Tuesday, December 17, 2013

Policy Proposal #5: Hate Crime Register

My policy proposal #5 for the Labour Party 2015 Manifesto - launch a hate crime register

Summary: Recommendation that Labour supports the creation of a Hate Crime Register identifying persons convicted of committing hate crimes

Proposal:  Labour should support the creation of a new Hate Crime Register. Its purpose would be akin to the sex offenders register. The latter provides a list of persons identified as sex offenders where appearing on this register renders them ineligible for certain occupations, such as working with children in schools.

A Hate Crime Register would fulfill a similar aim. It would identify persons convicted of hate crimes with the purpose of rendering them ineligible for similar, if not the same, types of employment and other opportunities.

One aim is to help make communities safer. A further aim is to communicate a stronger deterrent.

See more at YourBritain website.


Matt said...

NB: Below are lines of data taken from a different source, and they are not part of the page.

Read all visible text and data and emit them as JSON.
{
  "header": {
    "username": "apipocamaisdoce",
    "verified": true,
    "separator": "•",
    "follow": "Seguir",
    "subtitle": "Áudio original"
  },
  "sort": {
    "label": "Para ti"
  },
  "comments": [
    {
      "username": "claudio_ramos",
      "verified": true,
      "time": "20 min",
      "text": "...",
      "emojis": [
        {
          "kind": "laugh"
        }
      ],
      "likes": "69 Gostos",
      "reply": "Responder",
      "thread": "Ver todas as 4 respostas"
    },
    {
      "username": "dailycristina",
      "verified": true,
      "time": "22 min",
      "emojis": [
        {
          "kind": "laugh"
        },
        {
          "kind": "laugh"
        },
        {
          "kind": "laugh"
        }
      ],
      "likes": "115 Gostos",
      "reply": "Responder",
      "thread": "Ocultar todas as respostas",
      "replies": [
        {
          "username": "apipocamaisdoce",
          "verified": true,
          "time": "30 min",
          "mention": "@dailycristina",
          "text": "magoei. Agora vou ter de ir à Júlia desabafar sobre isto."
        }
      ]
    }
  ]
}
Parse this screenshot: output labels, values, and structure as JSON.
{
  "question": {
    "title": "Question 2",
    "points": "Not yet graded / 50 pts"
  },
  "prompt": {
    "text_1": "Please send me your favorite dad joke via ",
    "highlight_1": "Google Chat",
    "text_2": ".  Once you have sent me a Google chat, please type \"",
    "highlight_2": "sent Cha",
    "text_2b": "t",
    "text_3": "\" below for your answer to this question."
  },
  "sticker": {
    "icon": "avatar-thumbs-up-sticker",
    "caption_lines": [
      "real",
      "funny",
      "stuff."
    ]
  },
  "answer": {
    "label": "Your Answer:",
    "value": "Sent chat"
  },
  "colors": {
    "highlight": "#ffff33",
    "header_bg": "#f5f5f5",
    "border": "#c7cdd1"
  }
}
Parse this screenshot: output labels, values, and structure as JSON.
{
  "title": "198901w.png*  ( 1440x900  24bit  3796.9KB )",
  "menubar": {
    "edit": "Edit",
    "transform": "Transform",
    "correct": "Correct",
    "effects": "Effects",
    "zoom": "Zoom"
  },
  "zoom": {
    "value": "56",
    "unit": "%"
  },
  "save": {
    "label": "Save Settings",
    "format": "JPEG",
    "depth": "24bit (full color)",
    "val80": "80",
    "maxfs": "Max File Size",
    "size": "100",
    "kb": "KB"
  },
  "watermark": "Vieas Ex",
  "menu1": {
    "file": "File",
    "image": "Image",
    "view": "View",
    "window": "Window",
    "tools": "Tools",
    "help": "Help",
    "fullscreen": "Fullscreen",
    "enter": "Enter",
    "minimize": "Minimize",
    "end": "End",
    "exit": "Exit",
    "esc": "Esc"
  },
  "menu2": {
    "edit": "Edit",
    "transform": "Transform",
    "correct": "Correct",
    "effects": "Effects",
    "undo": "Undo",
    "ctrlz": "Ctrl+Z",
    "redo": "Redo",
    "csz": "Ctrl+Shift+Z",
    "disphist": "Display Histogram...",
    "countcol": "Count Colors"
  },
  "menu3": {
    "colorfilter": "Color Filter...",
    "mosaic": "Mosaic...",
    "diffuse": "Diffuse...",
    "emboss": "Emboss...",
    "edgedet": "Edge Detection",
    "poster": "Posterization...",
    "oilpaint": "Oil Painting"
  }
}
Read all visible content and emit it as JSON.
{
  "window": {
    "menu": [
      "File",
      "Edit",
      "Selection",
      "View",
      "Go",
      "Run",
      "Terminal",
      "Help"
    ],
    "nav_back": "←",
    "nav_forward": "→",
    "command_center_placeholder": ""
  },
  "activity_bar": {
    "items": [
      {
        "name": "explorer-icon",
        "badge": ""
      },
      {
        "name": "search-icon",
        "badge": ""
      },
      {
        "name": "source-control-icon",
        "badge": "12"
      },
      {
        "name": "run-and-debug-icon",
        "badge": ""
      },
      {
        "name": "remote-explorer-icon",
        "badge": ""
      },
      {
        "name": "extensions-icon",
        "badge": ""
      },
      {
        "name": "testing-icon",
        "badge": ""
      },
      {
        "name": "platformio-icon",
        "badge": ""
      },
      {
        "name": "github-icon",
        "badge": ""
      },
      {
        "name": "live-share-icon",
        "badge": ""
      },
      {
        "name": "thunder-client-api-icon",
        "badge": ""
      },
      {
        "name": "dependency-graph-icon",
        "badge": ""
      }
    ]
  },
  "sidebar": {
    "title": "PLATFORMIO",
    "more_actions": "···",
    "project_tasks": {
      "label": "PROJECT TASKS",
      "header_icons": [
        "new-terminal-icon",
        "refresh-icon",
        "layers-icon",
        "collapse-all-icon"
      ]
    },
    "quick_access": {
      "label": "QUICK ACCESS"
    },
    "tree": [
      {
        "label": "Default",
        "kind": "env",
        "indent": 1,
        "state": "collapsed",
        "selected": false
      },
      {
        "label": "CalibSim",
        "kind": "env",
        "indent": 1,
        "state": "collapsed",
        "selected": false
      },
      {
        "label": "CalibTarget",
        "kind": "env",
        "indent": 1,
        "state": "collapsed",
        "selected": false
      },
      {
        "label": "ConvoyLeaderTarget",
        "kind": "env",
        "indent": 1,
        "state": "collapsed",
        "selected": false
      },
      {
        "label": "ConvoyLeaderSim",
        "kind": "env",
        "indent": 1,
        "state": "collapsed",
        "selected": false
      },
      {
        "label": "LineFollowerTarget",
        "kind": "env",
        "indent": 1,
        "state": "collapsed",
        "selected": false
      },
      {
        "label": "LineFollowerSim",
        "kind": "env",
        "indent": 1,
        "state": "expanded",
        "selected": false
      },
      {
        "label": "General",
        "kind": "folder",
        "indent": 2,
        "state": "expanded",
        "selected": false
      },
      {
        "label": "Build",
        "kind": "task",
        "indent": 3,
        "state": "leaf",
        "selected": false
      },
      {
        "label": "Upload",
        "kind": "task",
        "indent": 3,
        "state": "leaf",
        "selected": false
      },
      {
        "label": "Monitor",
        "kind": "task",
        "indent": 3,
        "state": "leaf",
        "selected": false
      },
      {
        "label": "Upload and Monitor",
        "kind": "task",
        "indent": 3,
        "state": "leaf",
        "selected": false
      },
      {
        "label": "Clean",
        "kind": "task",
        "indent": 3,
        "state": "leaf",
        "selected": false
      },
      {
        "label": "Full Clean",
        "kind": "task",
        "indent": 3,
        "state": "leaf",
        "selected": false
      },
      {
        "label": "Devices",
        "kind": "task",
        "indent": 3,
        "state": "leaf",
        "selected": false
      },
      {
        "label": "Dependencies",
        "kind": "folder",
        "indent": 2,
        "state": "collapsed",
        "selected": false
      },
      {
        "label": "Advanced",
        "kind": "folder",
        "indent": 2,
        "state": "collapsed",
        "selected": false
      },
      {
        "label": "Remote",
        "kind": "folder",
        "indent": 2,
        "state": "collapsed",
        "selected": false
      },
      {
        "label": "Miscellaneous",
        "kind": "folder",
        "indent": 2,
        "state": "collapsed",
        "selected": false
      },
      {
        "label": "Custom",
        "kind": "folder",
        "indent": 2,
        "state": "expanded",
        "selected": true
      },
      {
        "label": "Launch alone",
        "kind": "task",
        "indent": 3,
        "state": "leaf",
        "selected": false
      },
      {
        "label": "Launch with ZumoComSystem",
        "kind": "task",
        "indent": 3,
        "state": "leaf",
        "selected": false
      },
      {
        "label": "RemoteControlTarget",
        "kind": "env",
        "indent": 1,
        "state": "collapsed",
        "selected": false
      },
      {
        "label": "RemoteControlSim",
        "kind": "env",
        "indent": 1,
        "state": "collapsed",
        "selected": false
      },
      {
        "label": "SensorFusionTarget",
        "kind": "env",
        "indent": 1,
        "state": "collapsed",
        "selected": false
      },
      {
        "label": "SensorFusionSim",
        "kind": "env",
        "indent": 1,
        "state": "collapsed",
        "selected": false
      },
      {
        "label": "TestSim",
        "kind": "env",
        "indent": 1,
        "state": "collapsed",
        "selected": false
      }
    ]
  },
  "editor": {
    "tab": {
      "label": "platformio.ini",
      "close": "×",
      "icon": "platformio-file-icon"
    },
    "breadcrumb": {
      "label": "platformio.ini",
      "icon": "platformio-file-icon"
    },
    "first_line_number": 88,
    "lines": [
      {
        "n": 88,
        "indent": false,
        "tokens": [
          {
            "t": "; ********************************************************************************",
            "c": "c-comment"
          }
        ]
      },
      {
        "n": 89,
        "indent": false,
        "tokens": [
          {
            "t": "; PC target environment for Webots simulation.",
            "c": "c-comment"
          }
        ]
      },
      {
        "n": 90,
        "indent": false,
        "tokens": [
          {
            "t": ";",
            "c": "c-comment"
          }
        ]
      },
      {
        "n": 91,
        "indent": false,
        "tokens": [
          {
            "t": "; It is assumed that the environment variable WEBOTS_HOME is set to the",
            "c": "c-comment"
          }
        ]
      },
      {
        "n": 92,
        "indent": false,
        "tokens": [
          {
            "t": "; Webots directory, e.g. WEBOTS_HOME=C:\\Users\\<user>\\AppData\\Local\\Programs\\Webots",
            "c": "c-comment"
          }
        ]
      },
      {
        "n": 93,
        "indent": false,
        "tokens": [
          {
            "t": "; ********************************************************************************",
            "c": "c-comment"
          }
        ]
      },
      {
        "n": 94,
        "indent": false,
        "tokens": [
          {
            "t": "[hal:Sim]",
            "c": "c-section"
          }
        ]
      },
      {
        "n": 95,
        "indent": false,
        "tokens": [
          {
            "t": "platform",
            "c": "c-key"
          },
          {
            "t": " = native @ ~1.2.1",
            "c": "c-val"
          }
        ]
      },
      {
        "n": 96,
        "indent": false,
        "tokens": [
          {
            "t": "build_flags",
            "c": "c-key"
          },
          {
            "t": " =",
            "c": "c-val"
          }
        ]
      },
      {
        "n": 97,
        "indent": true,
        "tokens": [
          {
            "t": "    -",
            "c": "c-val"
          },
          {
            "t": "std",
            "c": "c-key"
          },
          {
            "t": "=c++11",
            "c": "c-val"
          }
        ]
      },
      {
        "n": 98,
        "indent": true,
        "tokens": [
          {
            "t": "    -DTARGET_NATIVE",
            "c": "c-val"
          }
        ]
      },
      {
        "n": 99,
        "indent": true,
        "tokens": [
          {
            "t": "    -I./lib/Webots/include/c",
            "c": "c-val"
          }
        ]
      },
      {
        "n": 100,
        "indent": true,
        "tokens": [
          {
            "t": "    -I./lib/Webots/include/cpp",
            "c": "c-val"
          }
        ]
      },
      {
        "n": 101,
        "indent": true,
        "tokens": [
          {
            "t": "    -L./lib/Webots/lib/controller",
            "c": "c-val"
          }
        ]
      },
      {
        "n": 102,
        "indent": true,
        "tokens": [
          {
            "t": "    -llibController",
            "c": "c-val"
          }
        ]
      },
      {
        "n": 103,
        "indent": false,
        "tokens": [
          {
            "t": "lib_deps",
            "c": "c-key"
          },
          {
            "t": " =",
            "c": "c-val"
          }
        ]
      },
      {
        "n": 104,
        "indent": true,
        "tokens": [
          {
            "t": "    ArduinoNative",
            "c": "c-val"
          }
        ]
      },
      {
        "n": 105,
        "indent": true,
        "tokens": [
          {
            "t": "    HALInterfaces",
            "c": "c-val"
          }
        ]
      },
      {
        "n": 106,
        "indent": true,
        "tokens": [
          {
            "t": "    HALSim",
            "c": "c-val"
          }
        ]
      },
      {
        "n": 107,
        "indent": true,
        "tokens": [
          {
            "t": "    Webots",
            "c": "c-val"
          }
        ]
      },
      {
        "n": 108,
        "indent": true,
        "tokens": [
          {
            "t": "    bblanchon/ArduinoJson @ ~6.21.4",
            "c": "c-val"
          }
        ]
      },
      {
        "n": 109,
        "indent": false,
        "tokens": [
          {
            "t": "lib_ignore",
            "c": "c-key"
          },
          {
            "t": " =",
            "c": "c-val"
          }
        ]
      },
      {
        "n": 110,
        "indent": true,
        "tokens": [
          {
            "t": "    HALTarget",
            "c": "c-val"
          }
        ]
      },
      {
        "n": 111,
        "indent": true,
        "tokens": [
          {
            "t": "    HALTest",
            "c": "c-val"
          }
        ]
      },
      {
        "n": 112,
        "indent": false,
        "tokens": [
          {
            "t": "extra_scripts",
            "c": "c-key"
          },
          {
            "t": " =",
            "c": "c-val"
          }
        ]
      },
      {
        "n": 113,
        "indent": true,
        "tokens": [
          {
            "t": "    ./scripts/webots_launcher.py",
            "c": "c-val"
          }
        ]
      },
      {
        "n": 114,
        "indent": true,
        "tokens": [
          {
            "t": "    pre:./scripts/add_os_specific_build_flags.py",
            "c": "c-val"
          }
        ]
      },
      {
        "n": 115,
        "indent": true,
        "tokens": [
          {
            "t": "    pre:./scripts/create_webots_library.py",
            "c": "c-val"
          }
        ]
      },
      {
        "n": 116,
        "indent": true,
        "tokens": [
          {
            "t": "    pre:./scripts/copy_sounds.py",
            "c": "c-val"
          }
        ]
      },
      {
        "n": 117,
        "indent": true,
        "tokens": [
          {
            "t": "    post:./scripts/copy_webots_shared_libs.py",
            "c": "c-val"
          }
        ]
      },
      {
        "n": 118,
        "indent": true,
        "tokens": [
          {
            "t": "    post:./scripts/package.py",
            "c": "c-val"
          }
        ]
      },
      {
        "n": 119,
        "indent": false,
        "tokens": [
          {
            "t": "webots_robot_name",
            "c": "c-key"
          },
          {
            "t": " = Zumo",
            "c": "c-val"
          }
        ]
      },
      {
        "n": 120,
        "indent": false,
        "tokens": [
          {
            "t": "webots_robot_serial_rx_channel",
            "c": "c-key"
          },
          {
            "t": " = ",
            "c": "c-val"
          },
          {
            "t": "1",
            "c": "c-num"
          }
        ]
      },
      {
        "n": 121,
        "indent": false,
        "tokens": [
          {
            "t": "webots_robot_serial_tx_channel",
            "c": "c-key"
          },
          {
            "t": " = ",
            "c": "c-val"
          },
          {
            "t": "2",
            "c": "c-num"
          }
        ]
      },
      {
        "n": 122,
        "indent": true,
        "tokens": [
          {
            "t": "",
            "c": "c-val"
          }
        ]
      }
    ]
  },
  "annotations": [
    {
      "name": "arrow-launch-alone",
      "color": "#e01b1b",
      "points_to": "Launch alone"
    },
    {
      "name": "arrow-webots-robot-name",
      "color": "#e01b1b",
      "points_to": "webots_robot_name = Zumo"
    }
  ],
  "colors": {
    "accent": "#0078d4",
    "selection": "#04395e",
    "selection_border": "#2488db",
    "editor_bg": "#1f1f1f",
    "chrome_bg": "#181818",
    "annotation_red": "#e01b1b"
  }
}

I'll admit that (without having read the details) I worry quite a bit about this. At least in the US, sex offender registration seems to be almost a complete disaster to me. There is, in fact, not much evidence at all that sex offenders are more likely to re-offend (despite what's often believed), so picking them out for post punishment regulation seems to mostly cater to moral panic. And, it makes their lives vastly more difficult in ways that don't seem at all justified to me. Unless there's very good reason to think something like, "once a hate-crime perpetrator, always a hate-crime perpetrator", a claim I find extremely dubious, this seems likely to be a net negative to me. In fact, I would tend to think that your own theory of "stakeholding", in your _Punishment_ book would tell strongly against this proposal, as there's strong reason to think that those who must register will be seen by others and will see themselves are perpetual outsiders w/o a full stake in society, and that the negative treatment that will inevitably come from registration will make future re-integration of perpetrators much more difficult. So, I see no reason to be enthusiastic about this proposal, and lots of reason to be very wary of it. Of course, I should read the detailed account, but I'd be hugely surprised if it wasn't the wrong way to go.

Thom Brooks said...

Many thanks for this, Matt. You raise several good points as usual. You're right about the lack of evidence for sex offender registers - although this is, in part, a problem concerning the many difficulties of securing convictions for sex crimes in the first place.

But I'd still stick with my proposal:

1. I don't believe persons on the register should always remain for life. This must be subject to appeal and judicial review. My preference would be for only a temporary registration.

2. In England & Wales, persons on the sex offenders register are not permitted to work in certain fields, such as primary school teachers. I'm tempted to argue some temporary restriction for hate crime offenders might be warranted.

3. You are correct about my support for stakeholding in *Punishment*. But I think stakeholding can support this view. This is because hate crimes are a serious form of crime and for which a hate crime register might give 'expression'. I'd be interested to see any comparative studies examining similar experiments elsewhere to see whether (a) they lead to fewer cases of hate crimes, (b) they lead the public to believe hate crimes taken more seriously and so on.

About any measure will promote some barrier to re-integration. The fact of conviction or receipt of a prison sentence can have long lasting consequences. Inclusion on a hate crime register could be especially problematic if that was all there was, but perhaps if it was limited to temporary exclusion from specific types of employment + mandatory attendance at post-release meetings about related issues (again, only a temporary basis) might be one way of flagging issues concerning hate crime while also addressing its roots.